Web page and app entries:
= = = = =

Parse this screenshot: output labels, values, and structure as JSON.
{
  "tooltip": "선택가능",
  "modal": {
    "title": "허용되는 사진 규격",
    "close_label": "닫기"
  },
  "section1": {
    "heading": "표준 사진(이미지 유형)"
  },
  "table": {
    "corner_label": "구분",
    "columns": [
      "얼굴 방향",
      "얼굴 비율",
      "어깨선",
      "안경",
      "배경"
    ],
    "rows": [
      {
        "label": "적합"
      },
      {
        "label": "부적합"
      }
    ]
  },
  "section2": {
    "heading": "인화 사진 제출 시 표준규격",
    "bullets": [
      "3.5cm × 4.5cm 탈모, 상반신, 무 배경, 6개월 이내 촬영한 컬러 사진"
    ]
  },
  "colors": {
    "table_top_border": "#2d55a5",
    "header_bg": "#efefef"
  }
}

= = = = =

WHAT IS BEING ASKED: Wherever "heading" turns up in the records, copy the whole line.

TASK ANSWER:
    "heading": "표준 사진(이미지 유형)"
    "heading": "인화 사진 제출 시 표준규격",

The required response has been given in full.